**ABOUT THIS EXERCISE**
Please copy the listing below in its entirety, without alteration.

**DATA IN THIS EXERCISE**
════
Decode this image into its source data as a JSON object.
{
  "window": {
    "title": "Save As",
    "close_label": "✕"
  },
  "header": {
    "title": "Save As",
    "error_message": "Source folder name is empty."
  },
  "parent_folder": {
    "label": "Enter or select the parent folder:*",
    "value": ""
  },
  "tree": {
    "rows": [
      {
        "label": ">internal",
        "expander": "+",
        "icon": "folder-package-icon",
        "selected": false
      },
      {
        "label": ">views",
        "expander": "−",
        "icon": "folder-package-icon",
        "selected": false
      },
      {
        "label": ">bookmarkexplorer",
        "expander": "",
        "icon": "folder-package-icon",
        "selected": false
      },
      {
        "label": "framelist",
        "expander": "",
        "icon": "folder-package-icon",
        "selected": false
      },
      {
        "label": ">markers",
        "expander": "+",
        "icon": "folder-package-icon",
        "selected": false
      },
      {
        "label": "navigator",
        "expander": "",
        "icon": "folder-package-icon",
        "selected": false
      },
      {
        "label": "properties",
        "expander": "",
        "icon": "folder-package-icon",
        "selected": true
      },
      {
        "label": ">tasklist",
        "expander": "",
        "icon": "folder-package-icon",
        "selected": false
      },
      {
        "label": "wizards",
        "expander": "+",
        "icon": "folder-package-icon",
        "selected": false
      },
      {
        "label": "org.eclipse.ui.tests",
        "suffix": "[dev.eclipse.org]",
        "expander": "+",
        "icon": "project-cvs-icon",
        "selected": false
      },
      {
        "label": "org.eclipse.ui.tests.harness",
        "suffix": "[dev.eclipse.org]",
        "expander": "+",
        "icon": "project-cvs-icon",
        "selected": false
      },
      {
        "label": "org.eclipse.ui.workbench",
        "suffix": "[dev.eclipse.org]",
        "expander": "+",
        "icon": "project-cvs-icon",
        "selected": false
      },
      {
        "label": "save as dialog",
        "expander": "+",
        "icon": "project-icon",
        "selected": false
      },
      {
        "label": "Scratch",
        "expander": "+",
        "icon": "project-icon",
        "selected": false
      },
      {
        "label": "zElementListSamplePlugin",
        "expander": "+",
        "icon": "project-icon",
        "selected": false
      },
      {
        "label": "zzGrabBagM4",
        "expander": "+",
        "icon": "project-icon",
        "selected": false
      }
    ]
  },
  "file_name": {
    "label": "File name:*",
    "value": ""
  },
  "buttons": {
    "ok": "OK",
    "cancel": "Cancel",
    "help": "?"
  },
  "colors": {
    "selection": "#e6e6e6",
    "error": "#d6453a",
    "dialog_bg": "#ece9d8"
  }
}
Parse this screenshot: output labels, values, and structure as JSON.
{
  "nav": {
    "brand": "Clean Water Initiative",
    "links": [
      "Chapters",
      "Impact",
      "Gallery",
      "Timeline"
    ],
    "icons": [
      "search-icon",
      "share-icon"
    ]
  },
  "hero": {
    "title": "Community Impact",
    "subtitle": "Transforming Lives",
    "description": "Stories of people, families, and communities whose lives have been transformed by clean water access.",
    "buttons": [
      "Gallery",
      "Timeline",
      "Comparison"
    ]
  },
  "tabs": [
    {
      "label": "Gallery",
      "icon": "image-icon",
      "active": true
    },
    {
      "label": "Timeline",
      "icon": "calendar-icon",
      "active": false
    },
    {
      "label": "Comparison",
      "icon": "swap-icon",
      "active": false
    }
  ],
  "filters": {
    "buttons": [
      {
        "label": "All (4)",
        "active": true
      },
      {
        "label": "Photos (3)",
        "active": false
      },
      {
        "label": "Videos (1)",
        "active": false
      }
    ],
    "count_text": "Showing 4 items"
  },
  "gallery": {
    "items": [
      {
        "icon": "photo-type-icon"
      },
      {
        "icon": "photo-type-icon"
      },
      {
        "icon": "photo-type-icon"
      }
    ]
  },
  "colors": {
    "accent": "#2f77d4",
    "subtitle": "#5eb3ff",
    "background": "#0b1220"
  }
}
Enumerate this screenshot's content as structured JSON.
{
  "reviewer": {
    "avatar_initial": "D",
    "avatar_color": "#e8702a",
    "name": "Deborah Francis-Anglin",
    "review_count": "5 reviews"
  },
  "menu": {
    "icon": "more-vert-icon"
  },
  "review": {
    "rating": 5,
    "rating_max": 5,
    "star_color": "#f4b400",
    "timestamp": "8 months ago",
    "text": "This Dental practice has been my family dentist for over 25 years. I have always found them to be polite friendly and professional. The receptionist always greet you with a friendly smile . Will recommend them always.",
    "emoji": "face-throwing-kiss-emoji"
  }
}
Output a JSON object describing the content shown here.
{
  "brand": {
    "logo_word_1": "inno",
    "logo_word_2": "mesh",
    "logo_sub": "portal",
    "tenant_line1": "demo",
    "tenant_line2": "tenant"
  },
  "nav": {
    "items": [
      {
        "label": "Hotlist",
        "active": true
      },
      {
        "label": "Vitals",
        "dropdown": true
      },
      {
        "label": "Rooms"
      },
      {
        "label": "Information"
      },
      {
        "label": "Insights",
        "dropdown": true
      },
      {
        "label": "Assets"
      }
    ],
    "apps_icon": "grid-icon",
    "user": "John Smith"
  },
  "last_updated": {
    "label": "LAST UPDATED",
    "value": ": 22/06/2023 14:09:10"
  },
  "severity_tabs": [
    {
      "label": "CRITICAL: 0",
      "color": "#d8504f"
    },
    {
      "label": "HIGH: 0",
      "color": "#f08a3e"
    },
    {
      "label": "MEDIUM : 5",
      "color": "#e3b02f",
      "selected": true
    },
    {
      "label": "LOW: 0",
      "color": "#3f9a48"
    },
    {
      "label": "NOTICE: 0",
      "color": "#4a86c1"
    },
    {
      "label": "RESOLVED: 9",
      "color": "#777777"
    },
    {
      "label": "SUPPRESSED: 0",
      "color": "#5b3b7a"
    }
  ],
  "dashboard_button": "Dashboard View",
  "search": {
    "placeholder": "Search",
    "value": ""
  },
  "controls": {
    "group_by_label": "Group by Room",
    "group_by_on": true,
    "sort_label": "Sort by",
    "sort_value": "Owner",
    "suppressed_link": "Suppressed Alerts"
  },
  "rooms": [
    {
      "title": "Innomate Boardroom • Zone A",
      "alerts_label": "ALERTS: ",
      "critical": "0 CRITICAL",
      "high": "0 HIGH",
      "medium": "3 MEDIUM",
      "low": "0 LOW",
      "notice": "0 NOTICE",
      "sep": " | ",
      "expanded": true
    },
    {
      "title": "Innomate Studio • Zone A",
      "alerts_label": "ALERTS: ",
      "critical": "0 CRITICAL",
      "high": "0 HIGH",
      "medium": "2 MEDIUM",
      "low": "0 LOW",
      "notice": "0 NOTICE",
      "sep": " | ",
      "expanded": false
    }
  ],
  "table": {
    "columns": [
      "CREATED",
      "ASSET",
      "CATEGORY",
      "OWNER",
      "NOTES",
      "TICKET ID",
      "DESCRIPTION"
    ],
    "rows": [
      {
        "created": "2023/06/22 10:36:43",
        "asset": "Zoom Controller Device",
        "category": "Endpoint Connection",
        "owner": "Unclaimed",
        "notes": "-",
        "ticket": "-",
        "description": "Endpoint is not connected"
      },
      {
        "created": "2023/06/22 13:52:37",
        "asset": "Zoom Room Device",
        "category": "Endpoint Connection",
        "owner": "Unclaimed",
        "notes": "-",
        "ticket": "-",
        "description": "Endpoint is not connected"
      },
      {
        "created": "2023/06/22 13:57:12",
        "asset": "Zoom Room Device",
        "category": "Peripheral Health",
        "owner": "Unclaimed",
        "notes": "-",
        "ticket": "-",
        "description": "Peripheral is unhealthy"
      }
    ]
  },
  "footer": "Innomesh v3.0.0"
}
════
**EXERCISE ANSWER**
Decode this image into its source data as a JSON object.
{
  "window": {
    "title": "Save As",
    "close_label": "✕"
  },
  "header": {
    "title": "Save As",
    "error_message": "Source folder name is empty."
  },
  "parent_folder": {
    "label": "Enter or select the parent folder:*",
    "value": ""
  },
  "tree": {
    "rows": [
      {
        "label": ">internal",
        "expander": "+",
        "icon": "folder-package-icon",
        "selected": false
      },
      {
        "label": ">views",
        "expander": "−",
        "icon": "folder-package-icon",
        "selected": false
      },
      {
        "label": ">bookmarkexplorer",
        "expander": "",
        "icon": "folder-package-icon",
        "selected": false
      },
      {
        "label": "framelist",
        "expander": "",
        "icon": "folder-package-icon",
        "selected": false
      },
      {
        "label": ">markers",
        "expander": "+",
        "icon": "folder-package-icon",
        "selected": false
      },
      {
        "label": "navigator",
        "expander": "",
        "icon": "folder-package-icon",
        "selected": false
      },
      {
        "label": "properties",
        "expander": "",
        "icon": "folder-package-icon",
        "selected": true
      },
      {
        "label": ">tasklist",
        "expander": "",
        "icon": "folder-package-icon",
        "selected": false
      },
      {
        "label": "wizards",
        "expander": "+",
        "icon": "folder-package-icon",
        "selected": false
      },
      {
        "label": "org.eclipse.ui.tests",
        "suffix": "[dev.eclipse.org]",
        "expander": "+",
        "icon": "project-cvs-icon",
        "selected": false
      },
      {
        "label": "org.eclipse.ui.tests.harness",
        "suffix": "[dev.eclipse.org]",
        "expander": "+",
        "icon": "project-cvs-icon",
        "selected": false
      },
      {
        "label": "org.eclipse.ui.workbench",
        "suffix": "[dev.eclipse.org]",
        "expander": "+",
        "icon": "project-cvs-icon",
        "selected": false
      },
      {
        "label": "save as dialog",
        "expander": "+",
        "icon": "project-icon",
        "selected": false
      },
      {
        "label": "Scratch",
        "expander": "+",
        "icon": "project-icon",
        "selected": false
      },
      {
        "label": "zElementListSamplePlugin",
        "expander": "+",
        "icon": "project-icon",
        "selected": false
      },
      {
        "label": "zzGrabBagM4",
        "expander": "+",
        "icon": "project-icon",
        "selected": false
      }
    ]
  },
  "file_name": {
    "label": "File name:*",
    "value": ""
  },
  "buttons": {
    "ok": "OK",
    "cancel": "Cancel",
    "help": "?"
  },
  "colors": {
    "selection": "#e6e6e6",
    "error": "#d6453a",
    "dialog_bg": "#ece9d8"
  }
}
Parse this screenshot: output labels, values, and structure as JSON.
{
  "nav": {
    "brand": "Clean Water Initiative",
    "links": [
      "Chapters",
      "Impact",
      "Gallery",
      "Timeline"
    ],
    "icons": [
      "search-icon",
      "share-icon"
    ]
  },
  "hero": {
    "title": "Community Impact",
    "subtitle": "Transforming Lives",
    "description": "Stories of people, families, and communities whose lives have been transformed by clean water access.",
    "buttons": [
      "Gallery",
      "Timeline",
      "Comparison"
    ]
  },
  "tabs": [
    {
      "label": "Gallery",
      "icon": "image-icon",
      "active": true
    },
    {
      "label": "Timeline",
      "icon": "calendar-icon",
      "active": false
    },
    {
      "label": "Comparison",
      "icon": "swap-icon",
      "active": false
    }
  ],
  "filters": {
    "buttons": [
      {
        "label": "All (4)",
        "active": true
      },
      {
        "label": "Photos (3)",
        "active": false
      },
      {
        "label": "Videos (1)",
        "active": false
      }
    ],
    "count_text": "Showing 4 items"
  },
  "gallery": {
    "items": [
      {
        "icon": "photo-type-icon"
      },
      {
        "icon": "photo-type-icon"
      },
      {
        "icon": "photo-type-icon"
      }
    ]
  },
  "colors": {
    "accent": "#2f77d4",
    "subtitle": "#5eb3ff",
    "background": "#0b1220"
  }
}
Enumerate this screenshot's content as structured JSON.
{
  "reviewer": {
    "avatar_initial": "D",
    "avatar_color": "#e8702a",
    "name": "Deborah Francis-Anglin",
    "review_count": "5 reviews"
  },
  "menu": {
    "icon": "more-vert-icon"
  },
  "review": {
    "rating": 5,
    "rating_max": 5,
    "star_color": "#f4b400",
    "timestamp": "8 months ago",
    "text": "This Dental practice has been my family dentist for over 25 years. I have always found them to be polite friendly and professional. The receptionist always greet you with a friendly smile . Will recommend them always.",
    "emoji": "face-throwing-kiss-emoji"
  }
}
Output a JSON object describing the content shown here.
{
  "brand": {
    "logo_word_1": "inno",
    "logo_word_2": "mesh",
    "logo_sub": "portal",
    "tenant_line1": "demo",
    "tenant_line2": "tenant"
  },
  "nav": {
    "items": [
      {
        "label": "Hotlist",
        "active": true
      },
      {
        "label": "Vitals",
        "dropdown": true
      },
      {
        "label": "Rooms"
      },
      {
        "label": "Information"
      },
      {
        "label": "Insights",
        "dropdown": true
      },
      {
        "label": "Assets"
      }
    ],
    "apps_icon": "grid-icon",
    "user": "John Smith"
  },
  "last_updated": {
    "label": "LAST UPDATED",
    "value": ": 22/06/2023 14:09:10"
  },
  "severity_tabs": [
    {
      "label": "CRITICAL: 0",
      "color": "#d8504f"
    },
    {
      "label": "HIGH: 0",
      "color": "#f08a3e"
    },
    {
      "label": "MEDIUM : 5",
      "color": "#e3b02f",
      "selected": true
    },
    {
      "label": "LOW: 0",
      "color": "#3f9a48"
    },
    {
      "label": "NOTICE: 0",
      "color": "#4a86c1"
    },
    {
      "label": "RESOLVED: 9",
      "color": "#777777"
    },
    {
      "label": "SUPPRESSED: 0",
      "color": "#5b3b7a"
    }
  ],
  "dashboard_button": "Dashboard View",
  "search": {
    "placeholder": "Search",
    "value": ""
  },
  "controls": {
    "group_by_label": "Group by Room",
    "group_by_on": true,
    "sort_label": "Sort by",
    "sort_value": "Owner",
    "suppressed_link": "Suppressed Alerts"
  },
  "rooms": [
    {
      "title": "Innomate Boardroom • Zone A",
      "alerts_label": "ALERTS: ",
      "critical": "0 CRITICAL",
      "high": "0 HIGH",
      "medium": "3 MEDIUM",
      "low": "0 LOW",
      "notice": "0 NOTICE",
      "sep": " | ",
      "expanded": true
    },
    {
      "title": "Innomate Studio • Zone A",
      "alerts_label": "ALERTS: ",
      "critical": "0 CRITICAL",
      "high": "0 HIGH",
      "medium": "2 MEDIUM",
      "low": "0 LOW",
      "notice": "0 NOTICE",
      "sep": " | ",
      "expanded": false
    }
  ],
  "table": {
    "columns": [
      "CREATED",
      "ASSET",
      "CATEGORY",
      "OWNER",
      "NOTES",
      "TICKET ID",
      "DESCRIPTION"
    ],
    "rows": [
      {
        "created": "2023/06/22 10:36:43",
        "asset": "Zoom Controller Device",
        "category": "Endpoint Connection",
        "owner": "Unclaimed",
        "notes": "-",
        "ticket": "-",
        "description": "Endpoint is not connected"
      },
      {
        "created": "2023/06/22 13:52:37",
        "asset": "Zoom Room Device",
        "category": "Endpoint Connection",
        "owner": "Unclaimed",
        "notes": "-",
        "ticket": "-",
        "description": "Endpoint is not connected"
      },
      {
        "created": "2023/06/22 13:57:12",
        "asset": "Zoom Room Device",
        "category": "Peripheral Health",
        "owner": "Unclaimed",
        "notes": "-",
        "ticket": "-",
        "description": "Peripheral is unhealthy"
      }
    ]
  },
  "footer": "Innomesh v3.0.0"
}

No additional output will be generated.